The main pieces going from the Blue Jays to the Mets for Dickey are d’Arnaud and Noah Syndergaard. A year ago, BA ranked d’Arnaud the #17 prospect overall, and then he hit well in Las Vegas, but you also hit well in Las Vegas, you hit well there without realizing you had even played, and d’Arnaud missed a big chunk of the season due to knee surgery. Knee surgery, for a catcher. In the upper levels he’s struck out three times as often as he’s walked. The point being that d’Arnaud is a good prospect with question marks. Syndergaard is very young and so far very successful, but he also hasn’t pitched above single-A. He’s a guy who currently scouts better than his odds, if that makes sense.
What the Blue Jays are giving up is a very comparable package to what the Mets, Phillies, and Red Sox gave up. They all chose to surrender some of their best prospects in order to improve their chances of winning in the short-term. That might seem problematic if you don’t think that Dickey is comparable to Santana, Halladay, or Gonzalez, but over three years Dickey has been right there with Gonzalez in terms of value, and last season Dickey turned in a performance that would’ve fit well into a Halladay or Santana career peak. Last season Dickey seemed to develop the ability to strike batters out, and that’s a tough thing to fake.

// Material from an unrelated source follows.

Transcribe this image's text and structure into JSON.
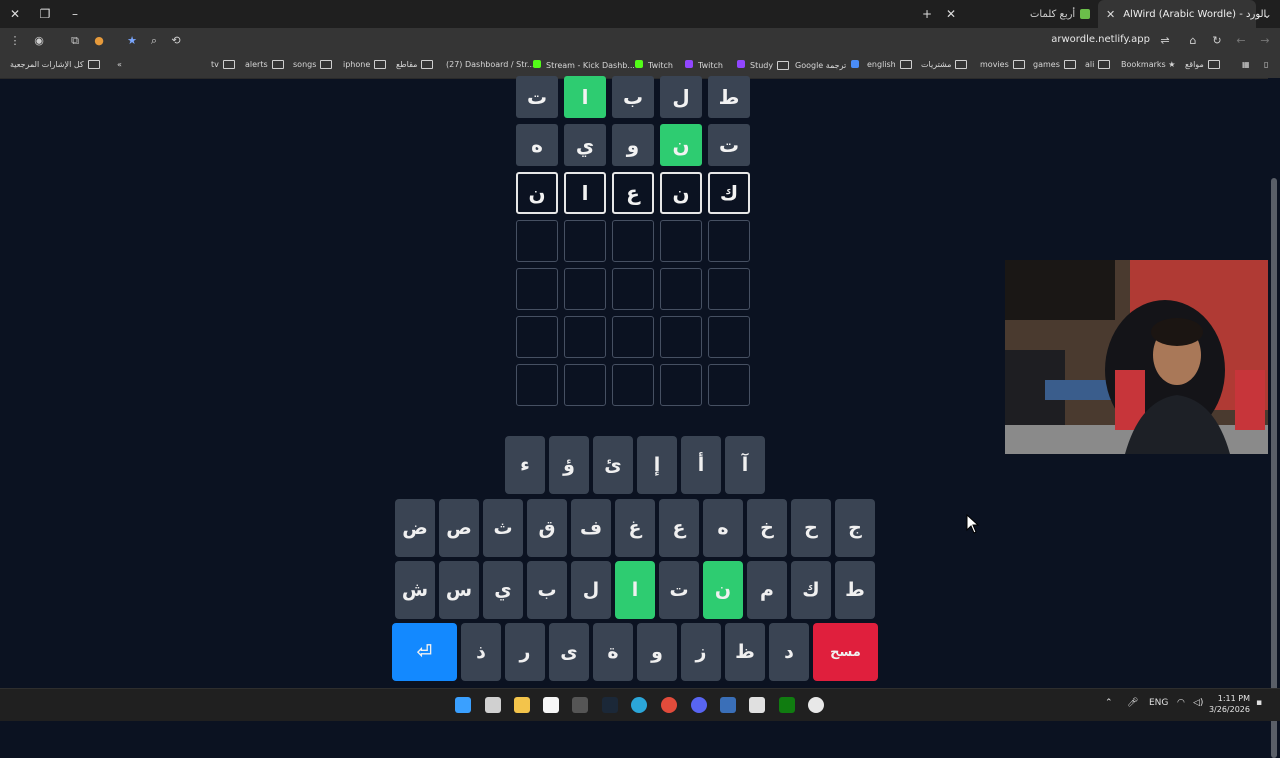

Dickey is under contract with the Jays for less time than those other players were under contract with their new teams, and that’s true. But remember that the bulk of the value from a long-term contract to a star comes toward the front. And though Dickey is 38, which everybody points out, I don’t think it’s fair to say that other 38-year-olds represent an appropriate peer group. Other knuckleballers don’t represent an appropriate peer group, either, since Dickey throws harder than all of them have, but this peer group is closer than the 38-year-olds peer group, and this peer group has aged tremendously well. Despite Dickey’s age, there are reasons to believe he could remain effective for quite some time yet.
So the Blue Jays are paying steeply, sure. But they’re paying for not one year of R.A. Dickey, but three years of him, and they aren’t giving up a true can’t-miss prospect. They get a lot better now, which is the whole point, and we haven’t even touched on the surplus value from Dickey’s phenomenally low 2013 salary. Based on recent history, the Jays don’t seem to be overpaying, and based on the current setting of things, this should be a hell of a season for baseball in Toronto.